It seems to me that we now live in a world where everyone has to pick sides, and increasingly the sides are so far to one extreme. Either you breastfeed or you’ve sentenced your child to a lifetime of sickness and failure; either you believe in the second amendment and the right to bear arms or you’re a traitor. And forget about politics and religion, gay marriage and every other media lightning rod. These days, either you’re rich or you’re poor. The days of having a great life in the middle class do not seem to exist anymore. We’ve become a world of Donald Trumps, Sarah Palins and Kim Kardashians. What happened to the middle?

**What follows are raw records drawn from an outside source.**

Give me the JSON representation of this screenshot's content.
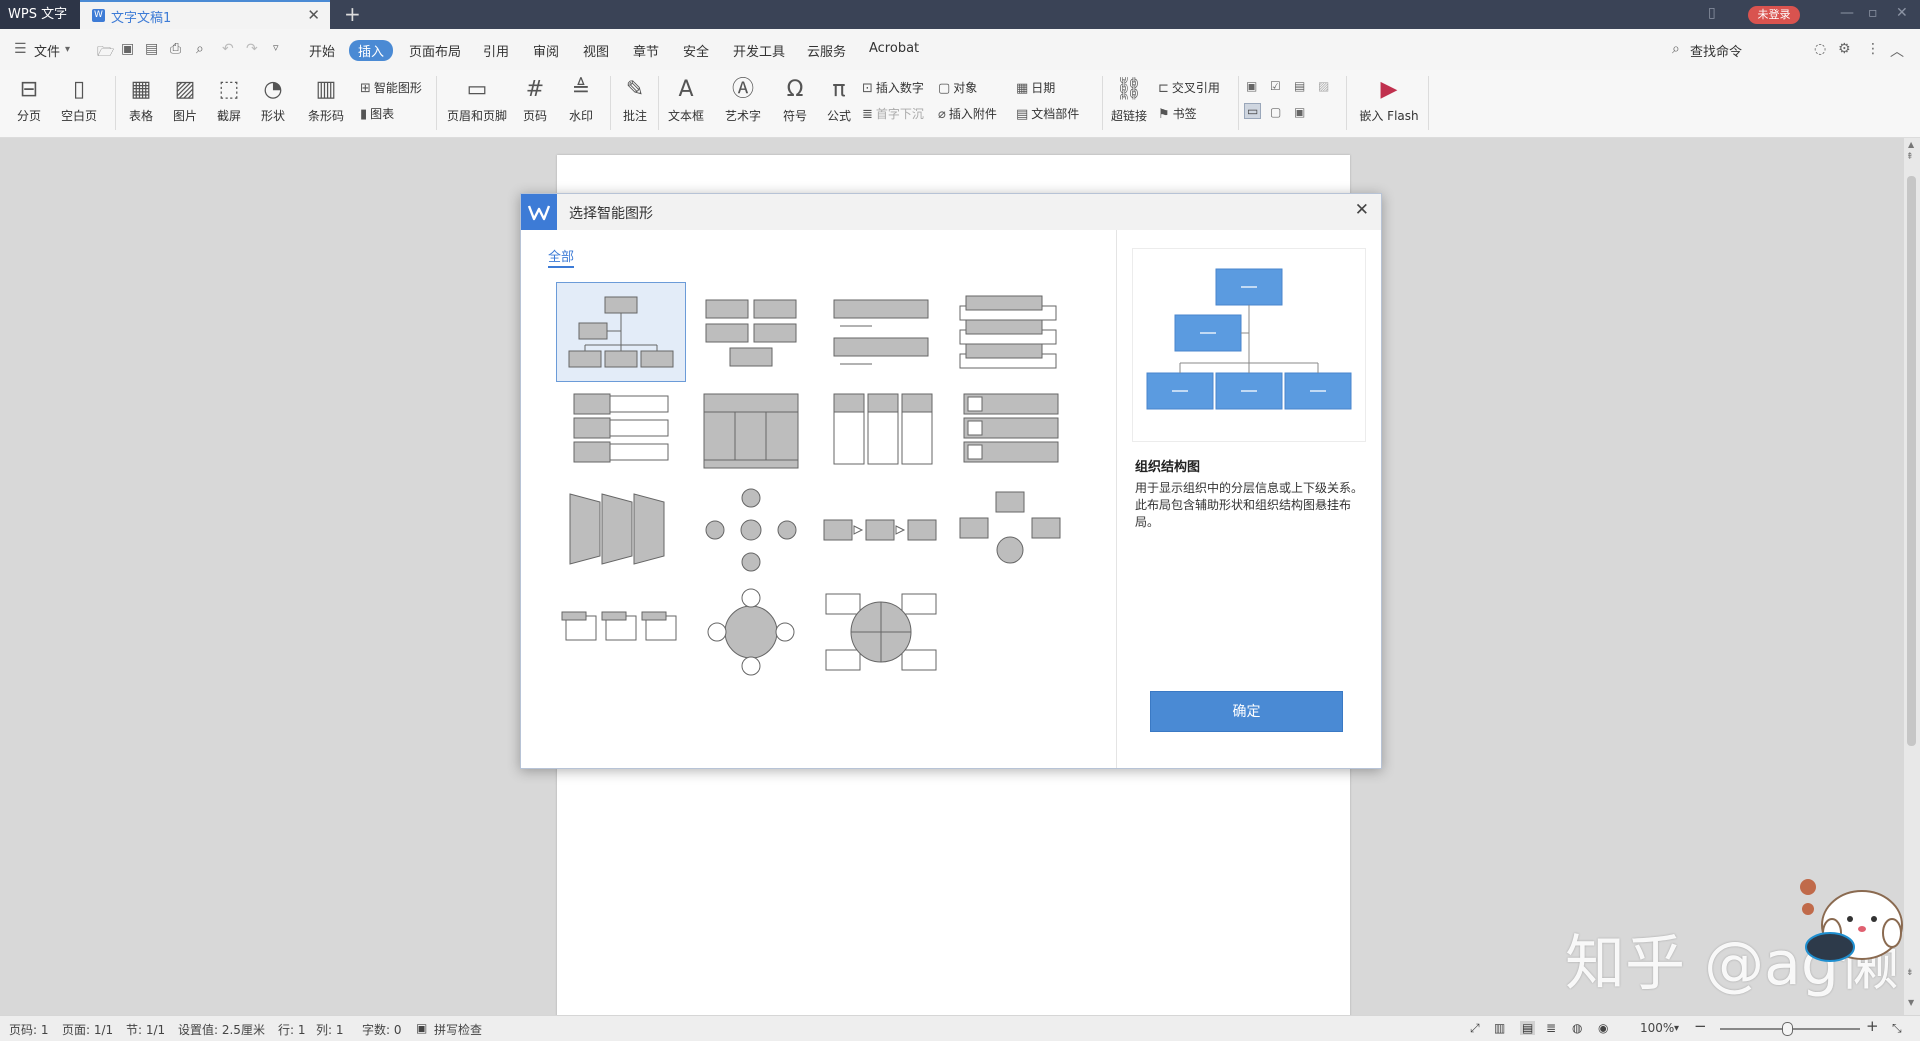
{
  "titlebar": {
    "app_name": "WPS 文字",
    "doc_tab": "文字文稿1",
    "login_badge": "未登录"
  },
  "menubar": {
    "file": "文件",
    "tabs": [
      "开始",
      "插入",
      "页面布局",
      "引用",
      "审阅",
      "视图",
      "章节",
      "安全",
      "开发工具",
      "云服务",
      "Acrobat"
    ],
    "active_tab": "插入",
    "search": "查找命令"
  },
  "ribbon": {
    "big": {
      "page_break": "分页",
      "blank_page": "空白页",
      "table": "表格",
      "picture": "图片",
      "screenshot": "截屏",
      "shape": "形状",
      "barcode": "条形码",
      "header_footer": "页眉和页脚",
      "page_number": "页码",
      "watermark": "水印",
      "comment": "批注",
      "textbox": "文本框",
      "art_text": "艺术字",
      "symbol": "符号",
      "formula": "公式",
      "hyperlink": "超链接",
      "embed_flash": "嵌入 Flash"
    },
    "small": {
      "smart_shape": "智能图形",
      "chart": "图表",
      "insert_number": "插入数字",
      "drop_cap": "首字下沉",
      "object": "对象",
      "attachment": "插入附件",
      "date": "日期",
      "doc_parts": "文档部件",
      "cross_ref": "交叉引用",
      "bookmark": "书签"
    }
  },
  "dialog": {
    "title": "选择智能图形",
    "category": "全部",
    "preview_title": "组织结构图",
    "preview_desc": "用于显示组织中的分层信息或上下级关系。此布局包含辅助形状和组织结构图悬挂布局。",
    "ok": "确定"
  },
  "statusbar": {
    "page_code": "页码: 1",
    "page": "页面: 1/1",
    "section": "节: 1/1",
    "setting": "设置值: 2.5厘米",
    "row": "行: 1",
    "col": "列: 1",
    "word_count": "字数: 0",
    "spell_check": "拼写检查",
    "zoom": "100%"
  },
  "watermark": {
    "text": "知乎 @ag懒"
  },
  "colors": {
    "accent": "#4a8ad4",
    "titlebar": "#3a4356",
    "shape_fill": "#bdbdbd",
    "preview_fill": "#5b9be0"
  }
}
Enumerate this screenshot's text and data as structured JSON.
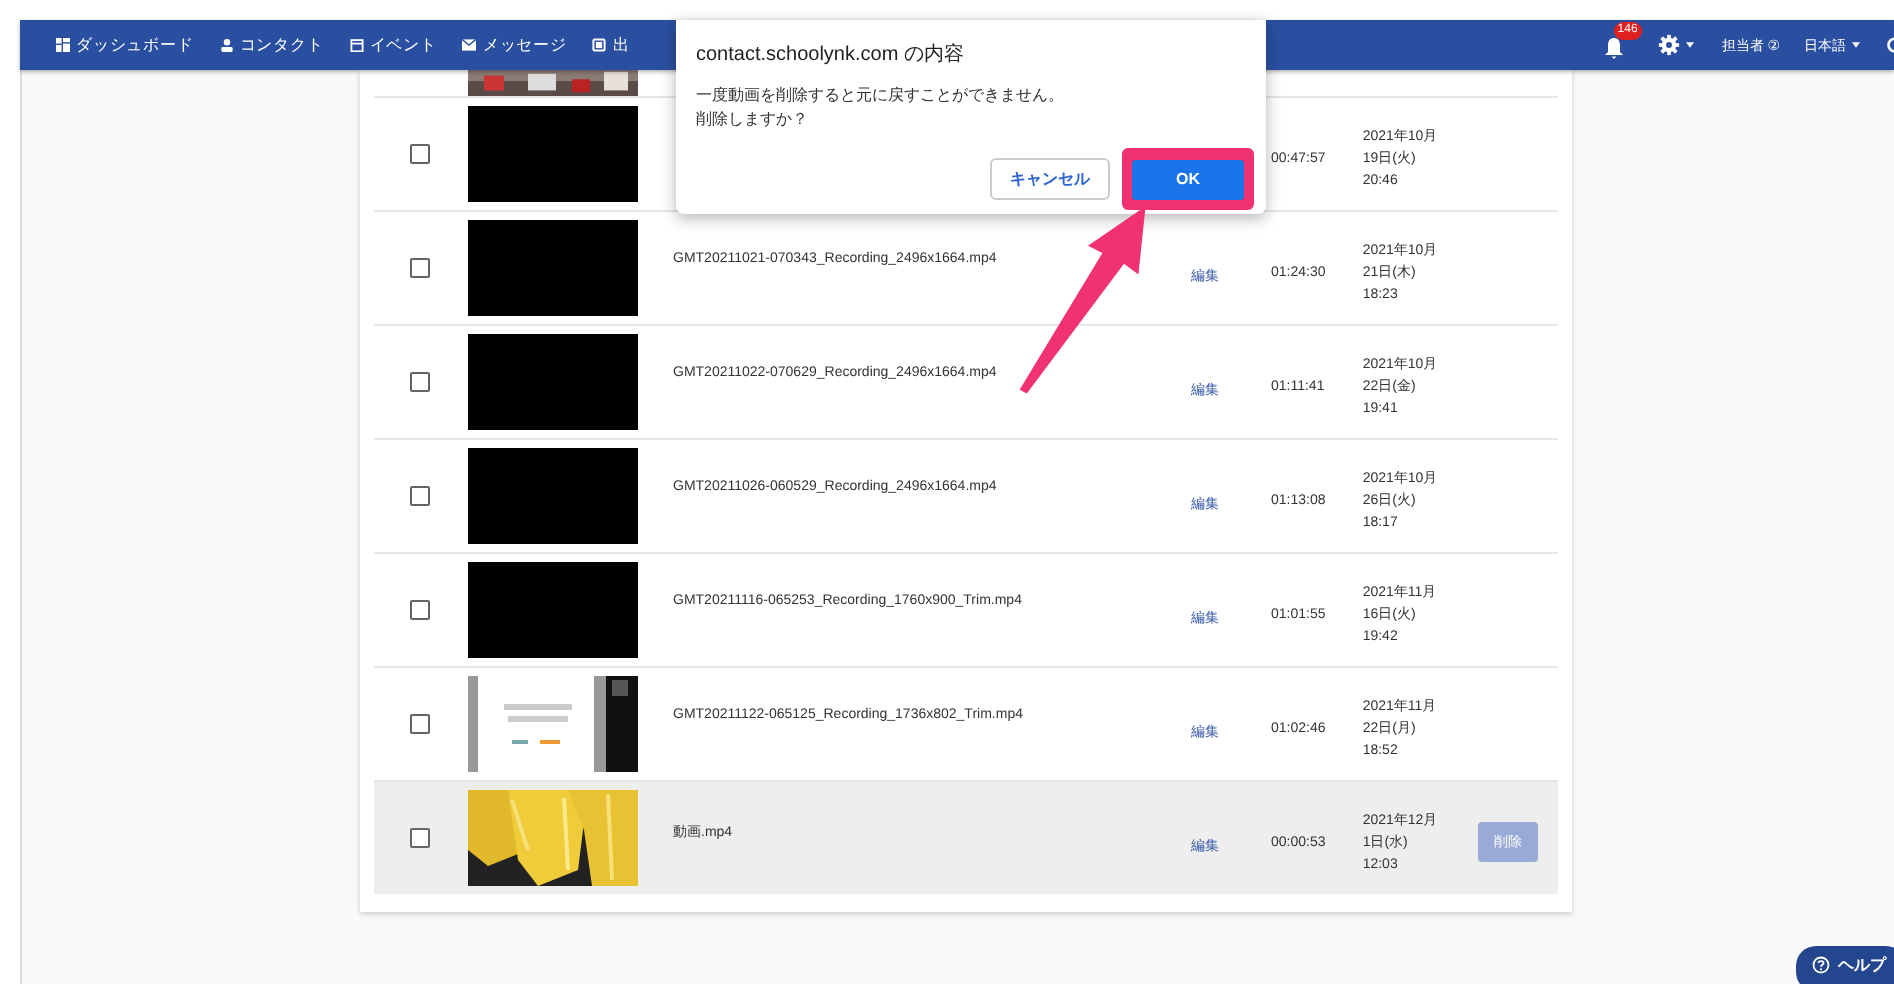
{
  "nav": {
    "items": [
      {
        "kind": "dashboard",
        "label": "ダッシュボード"
      },
      {
        "kind": "person",
        "label": "コンタクト"
      },
      {
        "kind": "calendar",
        "label": "イベント"
      },
      {
        "kind": "mail",
        "label": "メッセージ"
      },
      {
        "kind": "square",
        "label": "出"
      }
    ],
    "notification_count": "146",
    "user": "担当者 ②",
    "language": "日本語"
  },
  "dialog": {
    "title": "contact.schoolynk.com の内容",
    "message": [
      "一度動画を削除すると元に戻すことができません。",
      "削除しますか？"
    ],
    "cancel": "キャンセル",
    "ok": "OK",
    "ok_highlighted": true
  },
  "rows": [
    {
      "kind": "blank",
      "duration": "00:47:57",
      "date": [
        "2021年10月",
        "19日(火)",
        "20:46"
      ],
      "checked": false,
      "selected": false
    },
    {
      "kind": "blank",
      "name": "GMT20211021-070343_Recording_2496x1664.mp4",
      "edit": "編集",
      "duration": "01:24:30",
      "date": [
        "2021年10月",
        "21日(木)",
        "18:23"
      ],
      "checked": false,
      "selected": false
    },
    {
      "kind": "blank",
      "name": "GMT20211022-070629_Recording_2496x1664.mp4",
      "edit": "編集",
      "duration": "01:11:41",
      "date": [
        "2021年10月",
        "22日(金)",
        "19:41"
      ],
      "checked": false,
      "selected": false
    },
    {
      "kind": "blank",
      "name": "GMT20211026-060529_Recording_2496x1664.mp4",
      "edit": "編集",
      "duration": "01:13:08",
      "date": [
        "2021年10月",
        "26日(火)",
        "18:17"
      ],
      "checked": false,
      "selected": false
    },
    {
      "kind": "blank",
      "name": "GMT20211116-065253_Recording_1760x900_Trim.mp4",
      "edit": "編集",
      "duration": "01:01:55",
      "date": [
        "2021年11月",
        "16日(火)",
        "19:42"
      ],
      "checked": false,
      "selected": false
    },
    {
      "kind": "picture",
      "name": "GMT20211122-065125_Recording_1736x802_Trim.mp4",
      "edit": "編集",
      "duration": "01:02:46",
      "date": [
        "2021年11月",
        "22日(月)",
        "18:52"
      ],
      "checked": false,
      "selected": false
    },
    {
      "kind": "picture",
      "name": "動画.mp4",
      "edit": "編集",
      "duration": "00:00:53",
      "date": [
        "2021年12月",
        "1日(水)",
        "12:03"
      ],
      "checked": false,
      "selected": true,
      "delete": "削除"
    }
  ],
  "help": "ヘルプ"
}
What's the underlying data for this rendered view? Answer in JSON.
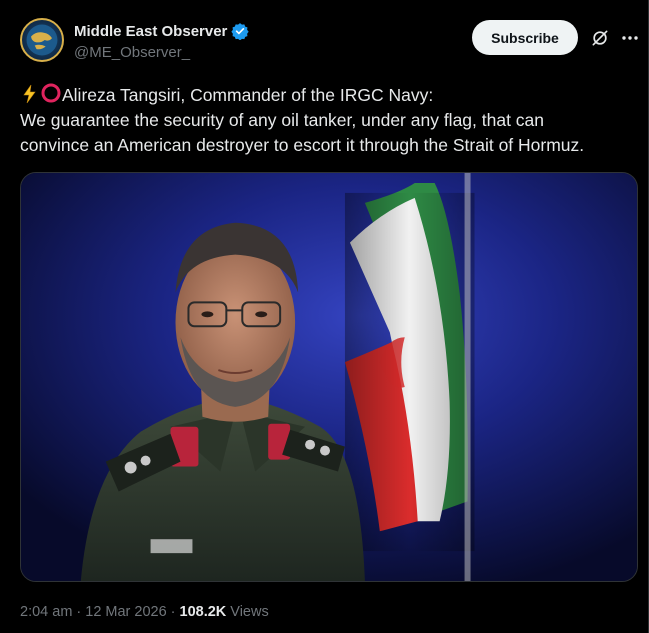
{
  "author": {
    "display_name": "Middle East Observer",
    "handle": "@ME_Observer_",
    "verified": true,
    "avatar_icon": "globe-logo-icon"
  },
  "actions": {
    "subscribe_label": "Subscribe",
    "grok_icon": "grok-icon",
    "more_icon": "more-icon"
  },
  "post": {
    "lines": [
      "Alireza Tangsiri, Commander of the IRGC Navy:",
      "We guarantee the security of any oil tanker, under any flag, that can",
      "convince an American destroyer to escort it through the Strait of Hormuz."
    ],
    "prefix_icons": [
      "lightning-emoji",
      "red-circle-emoji"
    ]
  },
  "media": {
    "image_icon": "photo-commander-with-flag"
  },
  "meta": {
    "time": "2:04 am",
    "separator": "·",
    "date": "12 Mar 2026",
    "views_count": "108.2K",
    "views_label": "Views"
  },
  "colors": {
    "background": "#000000",
    "text": "#e7e9ea",
    "muted": "#71767b",
    "verified_blue": "#1d9bf0",
    "subscribe_bg": "#eff3f4"
  }
}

And that’s what I don’t understand. We’re so focused on the “best” being the best and the “worst” being the worst that we ignore the middle. The middle is where all the good stuff happens. And the middle isn’t the dreaded “average”, it’s just the middle. Ever eat an Oreo? The most important baseball players play up the middle, the quarterback stands in the middle, the Beatles best albums are in the middle, a great marriage lives in the middle. All too often today it’s Stanford or bust, or kids playing one sport until they hate it vs. just having fun…in the middle. Even drinking is great in the middle – too few and your slobbering friends are annoying, too many and you’re puking into a toilet. But in the middle, you’re the life of the party (at least in your head).
So when it comes to these mass shootings, I’m baffled by the fact that they keep happening. How could nothing happen after Newtown, arguably the most gruesome and tragic of them all? Because the fight happens at the extreme and no one moves. How about we start by just trying a few things on both ends. If we agree that innocent people getting killed for no reason is bad (please tell me we agree on that) then why not just try a few things – maybe even just beta test them and be open to getting rid of the changes if they truly don’t work. I can live with that.
Let’s make it harder to walk into a movie theater and kill people. The argument that we can never stop it completely so why try at all doesn’t work for me. But let’s at least make the bad guys (94% of the time they’re men) work a little harder. Maybe too many hoops will discourage them; maybe they will slip up and get caught prior to a massacre. Close the loopholes and create a real national database that works all the time. Try something. Listen to Amy Schumer. Almost anything will be better than seeing one of these occur every day.
Here’s where I would start – right in the middle – no guns allowed for anyone who has ever had a protective order issued against them, convicted of any level of domestic abuse or felony alcohol-related crime like DUI. They already don’t value human life so why give them a better tool to do their damage.
And where did Alex learn to shoot his finger like a gun? From his friends at school.
Photo courtesy of www.92ytribeca.org/comedy